The Nomad core team's mission is simple:
To enable value and information to flow securely between blockchains.
In service of this mission, we are building Nomad. Our goal is to ensure that all smart contract chains can interoperate using simple, gas-efficient, and trust-minimized standards.
We believe that crypto / web3 ushers in a new paradigm for computing, showing the way for a new internet model that minimizes capture and enables users to transact more freely.
Yet, this paradigm shift is in its infancy, and one of the major limitations right now stems from chains being siloed. This limits composability and standardization, preventing the next wave of applications from being deployed and reaching a world-scale audience.
The good news is that we've seen this play out before.
The Advanced Research Projects Agency Network (ARPANET) was the first wide-area packet-switched network with distributed control and one of the first networks to implement the TCP/IP protocol suite. Both technologies became the technical foundation of the Internet.
As you can see on the map above, the various access points each corresponded to local university or research institute, which through ARPANET, became connected to each other via a common standard.
Until ARPANET, each access point or intranet was effectively siloed and required a separate interface to access. Bob Taylor, a director at APRA recollects the headaches involved:
Taylor recalls the circumstance: "For each of these three terminals, I had three different sets of user commands. So, if I was talking online with someone at S.D.C., and I wanted to talk to someone I knew at Berkeley, or M.I.T., about this, I had to get up from the S.D.C. terminal, go over and log into the other terminal and get in touch with them. I said, "Oh Man!", it's obvious what to do: If you have these three terminals, there ought to be one terminal that goes anywhere you want to go. That idea is the ARPANET".
To current crypto users, the experience described above is eerily reminiscent. This is because we are fundamentally in a similar era regarding the maturity of web3 infrastructure.
To interact with an application on a new blockchain today, many users must determine which chain the app is deployed on, withdraw funds from existing on-chain positions on a different chain, bridge their funds over to the new chain, change their wallet RPC connection, and then interact with the application. This is obviously far from an ideal user experience.
In the best case scenario, the user has to context-switch multiple times, use several disparate interfaces, and pay gas fees multiple times. In the worst case scenario, users are at risk of losing all their funds, as evidenced by multiple nine-figure bridge hacks, totaling to over $1.5 billion USD exploited.

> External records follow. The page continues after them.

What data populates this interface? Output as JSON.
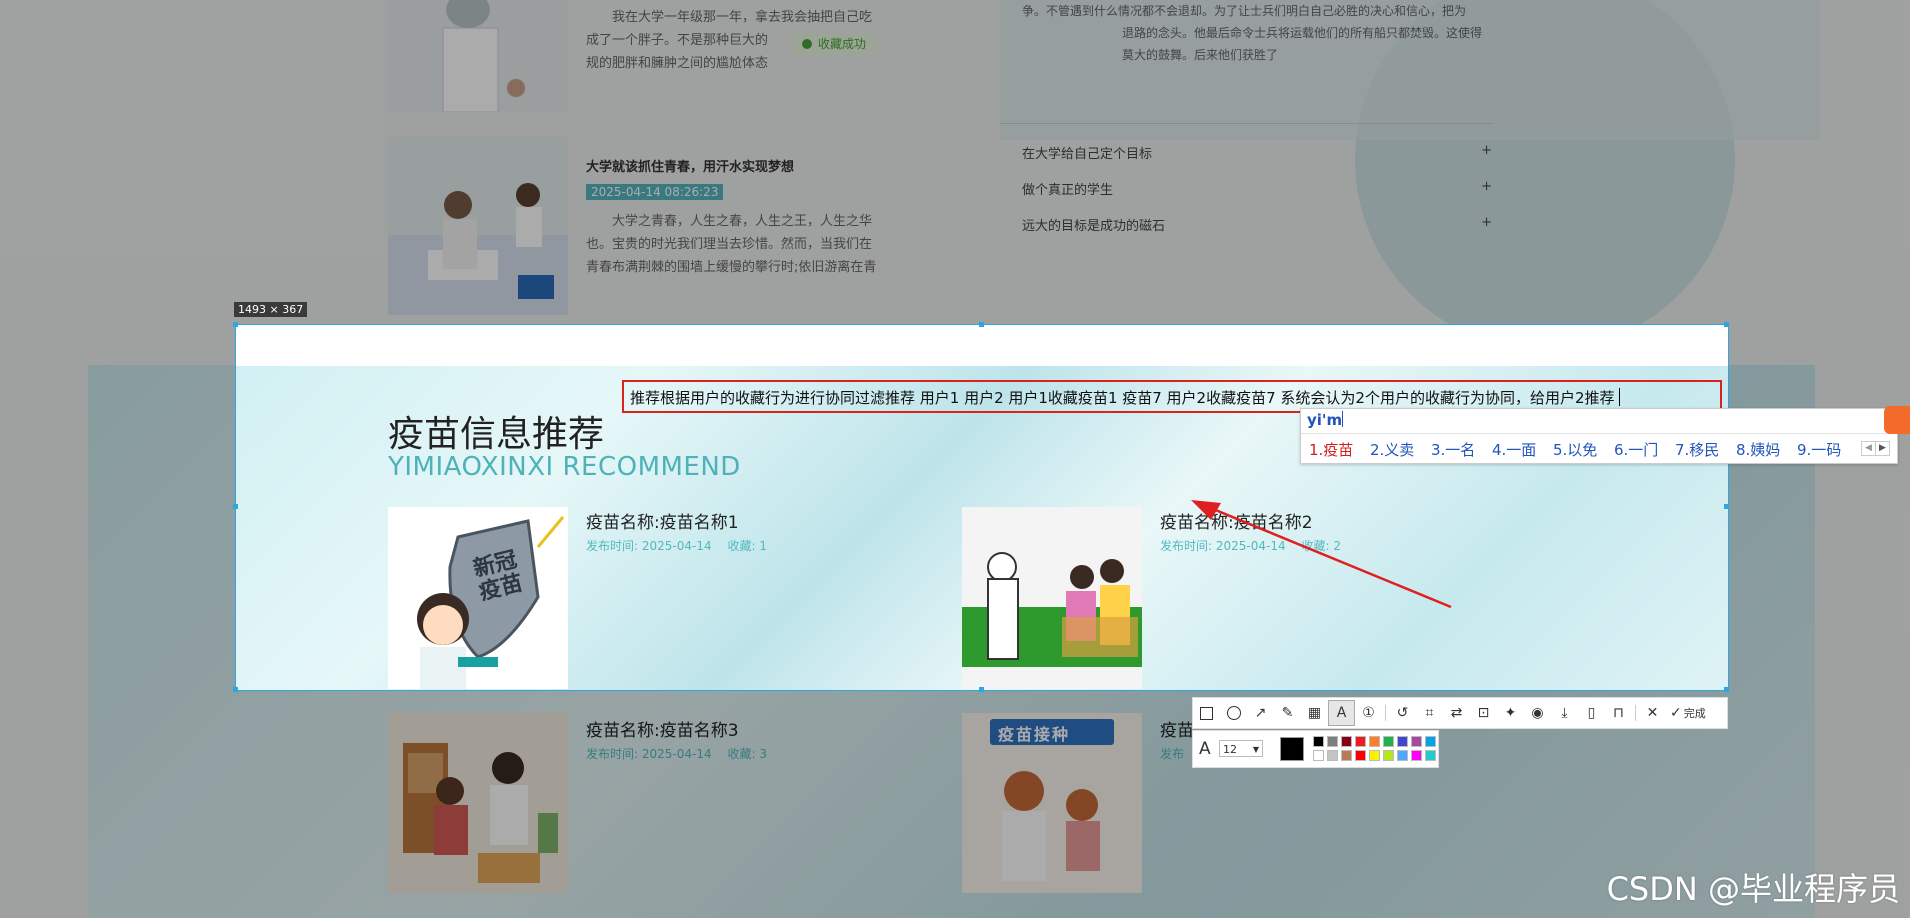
{
  "background": {
    "news": [
      {
        "title": "",
        "date": "",
        "body_lines": [
          "我在大学一年级那一年，拿去我会抽把自己吃",
          "成了一个胖子。不是那种巨大的",
          "规的肥胖和臃肿之间的尴尬体态"
        ]
      },
      {
        "title": "大学就该抓住青春，用汗水实现梦想",
        "date": "2025-04-14 08:26:23",
        "body_lines": [
          "大学之青春，人生之春，人生之王，人生之华",
          "也。宝贵的时光我们理当去珍惜。然而，当我们在",
          "青春布满荆棘的围墙上缓慢的攀行时;依旧游离在青"
        ]
      }
    ],
    "toast": "收藏成功",
    "right_text_lines": [
      "争。不管遇到什么情况都不会退却。为了让士兵们明白自己必胜的决心和信心，把为",
      "退路的念头。他最后命令士兵将运载他们的所有船只都焚毁。这使得",
      "莫大的鼓舞。后来他们获胜了"
    ],
    "accordion": [
      {
        "label": "在大学给自己定个目标",
        "icon": "+"
      },
      {
        "label": "做个真正的学生",
        "icon": "+"
      },
      {
        "label": "远大的目标是成功的磁石",
        "icon": "+"
      }
    ],
    "lower_cards": [
      {
        "name": "疫苗名称:疫苗名称3",
        "date_label": "发布时间:",
        "date": "2025-04-14",
        "fav_label": "收藏:",
        "fav": "3"
      },
      {
        "name": "疫苗",
        "date_label": "发布",
        "date": "",
        "fav_label": "",
        "fav": ""
      }
    ],
    "lower_image_caption": "疫苗接种"
  },
  "capture": {
    "size_label": "1493 × 367",
    "section_title": "疫苗信息推荐",
    "section_subtitle": "YIMIAOXINXI RECOMMEND",
    "cards": [
      {
        "name": "疫苗名称:疫苗名称1",
        "date_label": "发布时间:",
        "date": "2025-04-14",
        "fav_label": "收藏:",
        "fav": "1",
        "image_label": "新冠疫苗"
      },
      {
        "name": "疫苗名称:疫苗名称2",
        "date_label": "发布时间:",
        "date": "2025-04-14",
        "fav_label": "收藏:",
        "fav": "2",
        "image_label": ""
      }
    ],
    "annotation_text": "推荐根据用户的收藏行为进行协同过滤推荐 用户1 用户2 用户1收藏疫苗1 疫苗7 用户2收藏疫苗7 系统会认为2个用户的收藏行为协同，给用户2推荐"
  },
  "ime": {
    "input": "yi'm",
    "candidates": [
      "1.疫苗",
      "2.义卖",
      "3.一名",
      "4.一面",
      "5.以免",
      "6.一门",
      "7.移民",
      "8.姨妈",
      "9.一码"
    ]
  },
  "toolbar": {
    "done_label": "完成",
    "font_size": "12",
    "tools": [
      "rectangle-icon",
      "ellipse-icon",
      "arrow-icon",
      "pen-icon",
      "mosaic-icon",
      "text-icon",
      "number-icon",
      "undo-icon",
      "ocr-icon",
      "translate-icon",
      "scan-icon",
      "pin-icon",
      "record-icon",
      "save-icon",
      "phone-icon",
      "bookmark-icon",
      "close-icon",
      "check-icon"
    ],
    "swatch_colors": [
      "#000000",
      "#7f7f7f",
      "#880015",
      "#ed1c24",
      "#ff7f27",
      "#22b14c",
      "#3f48cc",
      "#a349a4",
      "#00a2e8",
      "#ffffff",
      "#c3c3c3",
      "#b97a57",
      "#ff0000",
      "#fff200",
      "#b5e61d",
      "#4fa6ff",
      "#ff00ff",
      "#22cccc"
    ],
    "current_color": "#000000"
  },
  "watermark": "CSDN @毕业程序员"
}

As a result of this complexity, many have opined that cross-chain interoperability is fundamentally unsafe, and that "wrapped assets" generated by bridges can never be secure. This is a fatalistic argument that insists we stay in the walled-off intranet era, and ignores first principles knowledge on how to build secure bridges.

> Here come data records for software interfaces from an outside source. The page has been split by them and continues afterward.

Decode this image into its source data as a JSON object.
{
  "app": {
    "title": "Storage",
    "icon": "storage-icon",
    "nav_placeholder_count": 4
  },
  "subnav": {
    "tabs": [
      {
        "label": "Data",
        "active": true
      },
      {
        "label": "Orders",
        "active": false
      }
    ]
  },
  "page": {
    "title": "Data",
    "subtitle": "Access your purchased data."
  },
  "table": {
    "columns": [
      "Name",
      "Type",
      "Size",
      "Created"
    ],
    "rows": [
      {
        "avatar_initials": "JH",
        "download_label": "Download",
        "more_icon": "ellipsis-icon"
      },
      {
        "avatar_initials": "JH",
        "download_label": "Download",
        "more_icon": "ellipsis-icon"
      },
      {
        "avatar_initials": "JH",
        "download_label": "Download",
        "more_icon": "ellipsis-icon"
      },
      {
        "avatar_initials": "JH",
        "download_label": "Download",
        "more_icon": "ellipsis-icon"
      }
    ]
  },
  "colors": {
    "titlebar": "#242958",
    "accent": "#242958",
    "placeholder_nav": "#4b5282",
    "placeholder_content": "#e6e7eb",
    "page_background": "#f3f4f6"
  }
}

While many of today's cross-chain experiences may in fact be unsafe, these issues stem from the ad-hoc and patchwork nature of current interoperability solutions, which prevents users and developers from having transparent understanding of risk. In order for the cross-chain future to be robust and secure, we need trust-minimized solutions.
- Users Over Systems
- Simple Over Complex
- Safety Over Formalism
We envision a future where users can interact with censorship-resistant applications without knowing what chains they are interfacing with.
Developers will be able to design and write applications once, and deploy on many chains simultaneously, leveraging a simple interface that abstracts away the underlying infrastructure.
Underlying this will be a composite topology of chains, connected by a standardized cross-chain communication protocol that is safe for everyone to use.